## YOUR INSTRUCTIONS
A word-for-word repetition of all the entries is required.

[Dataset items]
BEGIN
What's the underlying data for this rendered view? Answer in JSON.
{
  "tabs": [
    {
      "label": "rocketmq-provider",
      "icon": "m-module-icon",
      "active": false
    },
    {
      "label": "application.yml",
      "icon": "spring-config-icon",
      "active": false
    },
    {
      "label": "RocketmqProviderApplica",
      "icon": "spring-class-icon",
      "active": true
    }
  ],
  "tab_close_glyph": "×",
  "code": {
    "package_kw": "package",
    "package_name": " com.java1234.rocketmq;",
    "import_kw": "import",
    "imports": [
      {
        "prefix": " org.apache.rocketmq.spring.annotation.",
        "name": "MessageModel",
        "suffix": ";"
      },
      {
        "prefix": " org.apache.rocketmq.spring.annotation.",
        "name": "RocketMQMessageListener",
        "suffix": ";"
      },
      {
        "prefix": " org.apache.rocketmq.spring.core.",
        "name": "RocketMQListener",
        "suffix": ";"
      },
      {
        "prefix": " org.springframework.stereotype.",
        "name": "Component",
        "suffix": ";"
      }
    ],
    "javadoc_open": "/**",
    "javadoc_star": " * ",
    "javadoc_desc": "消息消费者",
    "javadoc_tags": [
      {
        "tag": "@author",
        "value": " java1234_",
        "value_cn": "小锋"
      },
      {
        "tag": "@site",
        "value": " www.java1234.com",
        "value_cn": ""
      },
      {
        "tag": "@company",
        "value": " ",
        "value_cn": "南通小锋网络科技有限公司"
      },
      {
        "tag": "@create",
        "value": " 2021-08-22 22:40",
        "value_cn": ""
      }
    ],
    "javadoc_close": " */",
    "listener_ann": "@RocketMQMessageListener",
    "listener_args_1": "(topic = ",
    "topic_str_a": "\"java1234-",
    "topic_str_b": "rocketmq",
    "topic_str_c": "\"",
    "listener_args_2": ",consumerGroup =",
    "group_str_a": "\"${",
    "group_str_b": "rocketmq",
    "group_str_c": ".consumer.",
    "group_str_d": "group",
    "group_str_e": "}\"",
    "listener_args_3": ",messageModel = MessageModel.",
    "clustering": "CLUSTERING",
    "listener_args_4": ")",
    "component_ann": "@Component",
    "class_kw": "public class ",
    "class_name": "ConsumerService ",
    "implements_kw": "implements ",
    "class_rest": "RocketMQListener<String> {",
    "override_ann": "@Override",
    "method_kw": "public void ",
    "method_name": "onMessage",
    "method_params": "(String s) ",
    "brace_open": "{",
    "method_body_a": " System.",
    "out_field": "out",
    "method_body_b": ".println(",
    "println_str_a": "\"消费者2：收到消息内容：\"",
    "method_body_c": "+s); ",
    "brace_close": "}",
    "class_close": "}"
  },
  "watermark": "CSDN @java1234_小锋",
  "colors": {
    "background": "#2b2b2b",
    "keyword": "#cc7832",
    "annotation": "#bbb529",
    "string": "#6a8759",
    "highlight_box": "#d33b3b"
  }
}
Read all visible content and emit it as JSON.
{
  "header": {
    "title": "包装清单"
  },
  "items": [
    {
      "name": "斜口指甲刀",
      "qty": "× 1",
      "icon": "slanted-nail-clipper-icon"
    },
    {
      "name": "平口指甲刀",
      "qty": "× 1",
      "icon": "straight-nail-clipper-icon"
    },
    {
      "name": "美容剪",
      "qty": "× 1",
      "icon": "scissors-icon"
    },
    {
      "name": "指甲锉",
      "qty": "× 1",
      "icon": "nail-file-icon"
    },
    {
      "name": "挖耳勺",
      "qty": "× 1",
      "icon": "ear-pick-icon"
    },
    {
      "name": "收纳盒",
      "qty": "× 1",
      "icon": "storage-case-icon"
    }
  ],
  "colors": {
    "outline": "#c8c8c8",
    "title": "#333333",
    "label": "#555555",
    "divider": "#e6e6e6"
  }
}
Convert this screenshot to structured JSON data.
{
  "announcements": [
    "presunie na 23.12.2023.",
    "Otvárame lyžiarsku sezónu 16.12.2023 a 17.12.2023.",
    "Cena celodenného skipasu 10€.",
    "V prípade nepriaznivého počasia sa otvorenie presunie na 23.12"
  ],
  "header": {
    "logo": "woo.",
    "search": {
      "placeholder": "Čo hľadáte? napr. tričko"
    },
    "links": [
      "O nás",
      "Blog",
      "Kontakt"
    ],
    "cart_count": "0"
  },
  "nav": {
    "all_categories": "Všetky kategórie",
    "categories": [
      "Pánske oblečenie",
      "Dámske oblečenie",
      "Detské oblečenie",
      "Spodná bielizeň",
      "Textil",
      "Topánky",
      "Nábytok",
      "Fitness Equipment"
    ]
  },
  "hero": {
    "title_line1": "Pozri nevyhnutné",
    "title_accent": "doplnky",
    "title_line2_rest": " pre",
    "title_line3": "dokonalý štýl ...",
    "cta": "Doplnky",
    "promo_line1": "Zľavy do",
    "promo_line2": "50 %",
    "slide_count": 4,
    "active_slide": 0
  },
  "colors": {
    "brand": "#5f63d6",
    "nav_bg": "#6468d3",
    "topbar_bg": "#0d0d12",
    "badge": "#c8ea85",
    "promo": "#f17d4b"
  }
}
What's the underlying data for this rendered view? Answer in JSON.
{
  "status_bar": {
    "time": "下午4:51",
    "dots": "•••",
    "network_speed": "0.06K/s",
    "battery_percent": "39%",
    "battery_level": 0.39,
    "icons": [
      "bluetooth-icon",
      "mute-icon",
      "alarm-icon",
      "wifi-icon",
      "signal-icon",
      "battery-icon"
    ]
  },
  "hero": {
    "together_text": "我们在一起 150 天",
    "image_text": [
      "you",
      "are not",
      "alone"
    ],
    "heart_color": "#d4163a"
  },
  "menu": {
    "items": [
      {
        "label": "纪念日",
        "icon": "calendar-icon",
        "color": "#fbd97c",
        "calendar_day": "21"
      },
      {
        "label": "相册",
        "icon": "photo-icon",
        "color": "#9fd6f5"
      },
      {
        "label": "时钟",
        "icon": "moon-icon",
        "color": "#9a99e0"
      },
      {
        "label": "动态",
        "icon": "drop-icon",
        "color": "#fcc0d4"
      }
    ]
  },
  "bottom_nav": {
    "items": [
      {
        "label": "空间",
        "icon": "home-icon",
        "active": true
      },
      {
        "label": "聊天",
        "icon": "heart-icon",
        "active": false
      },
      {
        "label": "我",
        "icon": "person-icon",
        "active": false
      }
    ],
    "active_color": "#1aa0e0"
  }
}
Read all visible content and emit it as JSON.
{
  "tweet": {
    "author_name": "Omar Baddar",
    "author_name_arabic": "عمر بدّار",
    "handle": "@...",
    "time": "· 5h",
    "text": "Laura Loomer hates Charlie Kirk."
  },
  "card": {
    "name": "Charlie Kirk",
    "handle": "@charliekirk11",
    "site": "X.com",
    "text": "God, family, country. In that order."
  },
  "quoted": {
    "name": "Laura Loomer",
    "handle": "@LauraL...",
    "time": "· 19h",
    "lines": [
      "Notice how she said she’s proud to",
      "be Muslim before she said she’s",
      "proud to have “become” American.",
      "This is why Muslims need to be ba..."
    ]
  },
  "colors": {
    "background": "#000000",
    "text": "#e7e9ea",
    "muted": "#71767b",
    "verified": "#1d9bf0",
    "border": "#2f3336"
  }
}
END
## SOLUTION TO THE EXERCISE
What's the underlying data for this rendered view? Answer in JSON.
{
  "tabs": [
    {
      "label": "rocketmq-provider",
      "icon": "m-module-icon",
      "active": false
    },
    {
      "label": "application.yml",
      "icon": "spring-config-icon",
      "active": false
    },
    {
      "label": "RocketmqProviderApplica",
      "icon": "spring-class-icon",
      "active": true
    }
  ],
  "tab_close_glyph": "×",
  "code": {
    "package_kw": "package",
    "package_name": " com.java1234.rocketmq;",
    "import_kw": "import",
    "imports": [
      {
        "prefix": " org.apache.rocketmq.spring.annotation.",
        "name": "MessageModel",
        "suffix": ";"
      },
      {
        "prefix": " org.apache.rocketmq.spring.annotation.",
        "name": "RocketMQMessageListener",
        "suffix": ";"
      },
      {
        "prefix": " org.apache.rocketmq.spring.core.",
        "name": "RocketMQListener",
        "suffix": ";"
      },
      {
        "prefix": " org.springframework.stereotype.",
        "name": "Component",
        "suffix": ";"
      }
    ],
    "javadoc_open": "/**",
    "javadoc_star": " * ",
    "javadoc_desc": "消息消费者",
    "javadoc_tags": [
      {
        "tag": "@author",
        "value": " java1234_",
        "value_cn": "小锋"
      },
      {
        "tag": "@site",
        "value": " www.java1234.com",
        "value_cn": ""
      },
      {
        "tag": "@company",
        "value": " ",
        "value_cn": "南通小锋网络科技有限公司"
      },
      {
        "tag": "@create",
        "value": " 2021-08-22 22:40",
        "value_cn": ""
      }
    ],
    "javadoc_close": " */",
    "listener_ann": "@RocketMQMessageListener",
    "listener_args_1": "(topic = ",
    "topic_str_a": "\"java1234-",
    "topic_str_b": "rocketmq",
    "topic_str_c": "\"",
    "listener_args_2": ",consumerGroup =",
    "group_str_a": "\"${",
    "group_str_b": "rocketmq",
    "group_str_c": ".consumer.",
    "group_str_d": "group",
    "group_str_e": "}\"",
    "listener_args_3": ",messageModel = MessageModel.",
    "clustering": "CLUSTERING",
    "listener_args_4": ")",
    "component_ann": "@Component",
    "class_kw": "public class ",
    "class_name": "ConsumerService ",
    "implements_kw": "implements ",
    "class_rest": "RocketMQListener<String> {",
    "override_ann": "@Override",
    "method_kw": "public void ",
    "method_name": "onMessage",
    "method_params": "(String s) ",
    "brace_open": "{",
    "method_body_a": " System.",
    "out_field": "out",
    "method_body_b": ".println(",
    "println_str_a": "\"消费者2：收到消息内容：\"",
    "method_body_c": "+s); ",
    "brace_close": "}",
    "class_close": "}"
  },
  "watermark": "CSDN @java1234_小锋",
  "colors": {
    "background": "#2b2b2b",
    "keyword": "#cc7832",
    "annotation": "#bbb529",
    "string": "#6a8759",
    "highlight_box": "#d33b3b"
  }
}
Read all visible content and emit it as JSON.
{
  "header": {
    "title": "包装清单"
  },
  "items": [
    {
      "name": "斜口指甲刀",
      "qty": "× 1",
      "icon": "slanted-nail-clipper-icon"
    },
    {
      "name": "平口指甲刀",
      "qty": "× 1",
      "icon": "straight-nail-clipper-icon"
    },
    {
      "name": "美容剪",
      "qty": "× 1",
      "icon": "scissors-icon"
    },
    {
      "name": "指甲锉",
      "qty": "× 1",
      "icon": "nail-file-icon"
    },
    {
      "name": "挖耳勺",
      "qty": "× 1",
      "icon": "ear-pick-icon"
    },
    {
      "name": "收纳盒",
      "qty": "× 1",
      "icon": "storage-case-icon"
    }
  ],
  "colors": {
    "outline": "#c8c8c8",
    "title": "#333333",
    "label": "#555555",
    "divider": "#e6e6e6"
  }
}
Convert this screenshot to structured JSON data.
{
  "announcements": [
    "presunie na 23.12.2023.",
    "Otvárame lyžiarsku sezónu 16.12.2023 a 17.12.2023.",
    "Cena celodenného skipasu 10€.",
    "V prípade nepriaznivého počasia sa otvorenie presunie na 23.12"
  ],
  "header": {
    "logo": "woo.",
    "search": {
      "placeholder": "Čo hľadáte? napr. tričko"
    },
    "links": [
      "O nás",
      "Blog",
      "Kontakt"
    ],
    "cart_count": "0"
  },
  "nav": {
    "all_categories": "Všetky kategórie",
    "categories": [
      "Pánske oblečenie",
      "Dámske oblečenie",
      "Detské oblečenie",
      "Spodná bielizeň",
      "Textil",
      "Topánky",
      "Nábytok",
      "Fitness Equipment"
    ]
  },
  "hero": {
    "title_line1": "Pozri nevyhnutné",
    "title_accent": "doplnky",
    "title_line2_rest": " pre",
    "title_line3": "dokonalý štýl ...",
    "cta": "Doplnky",
    "promo_line1": "Zľavy do",
    "promo_line2": "50 %",
    "slide_count": 4,
    "active_slide": 0
  },
  "colors": {
    "brand": "#5f63d6",
    "nav_bg": "#6468d3",
    "topbar_bg": "#0d0d12",
    "badge": "#c8ea85",
    "promo": "#f17d4b"
  }
}
What's the underlying data for this rendered view? Answer in JSON.
{
  "status_bar": {
    "time": "下午4:51",
    "dots": "•••",
    "network_speed": "0.06K/s",
    "battery_percent": "39%",
    "battery_level": 0.39,
    "icons": [
      "bluetooth-icon",
      "mute-icon",
      "alarm-icon",
      "wifi-icon",
      "signal-icon",
      "battery-icon"
    ]
  },
  "hero": {
    "together_text": "我们在一起 150 天",
    "image_text": [
      "you",
      "are not",
      "alone"
    ],
    "heart_color": "#d4163a"
  },
  "menu": {
    "items": [
      {
        "label": "纪念日",
        "icon": "calendar-icon",
        "color": "#fbd97c",
        "calendar_day": "21"
      },
      {
        "label": "相册",
        "icon": "photo-icon",
        "color": "#9fd6f5"
      },
      {
        "label": "时钟",
        "icon": "moon-icon",
        "color": "#9a99e0"
      },
      {
        "label": "动态",
        "icon": "drop-icon",
        "color": "#fcc0d4"
      }
    ]
  },
  "bottom_nav": {
    "items": [
      {
        "label": "空间",
        "icon": "home-icon",
        "active": true
      },
      {
        "label": "聊天",
        "icon": "heart-icon",
        "active": false
      },
      {
        "label": "我",
        "icon": "person-icon",
        "active": false
      }
    ],
    "active_color": "#1aa0e0"
  }
}
Read all visible content and emit it as JSON.
{
  "tweet": {
    "author_name": "Omar Baddar",
    "author_name_arabic": "عمر بدّار",
    "handle": "@...",
    "time": "· 5h",
    "text": "Laura Loomer hates Charlie Kirk."
  },
  "card": {
    "name": "Charlie Kirk",
    "handle": "@charliekirk11",
    "site": "X.com",
    "text": "God, family, country. In that order."
  },
  "quoted": {
    "name": "Laura Loomer",
    "handle": "@LauraL...",
    "time": "· 19h",
    "lines": [
      "Notice how she said she’s proud to",
      "be Muslim before she said she’s",
      "proud to have “become” American.",
      "This is why Muslims need to be ba..."
    ]
  },
  "colors": {
    "background": "#000000",
    "text": "#e7e9ea",
    "muted": "#71767b",
    "verified": "#1d9bf0",
    "border": "#2f3336"
  }
}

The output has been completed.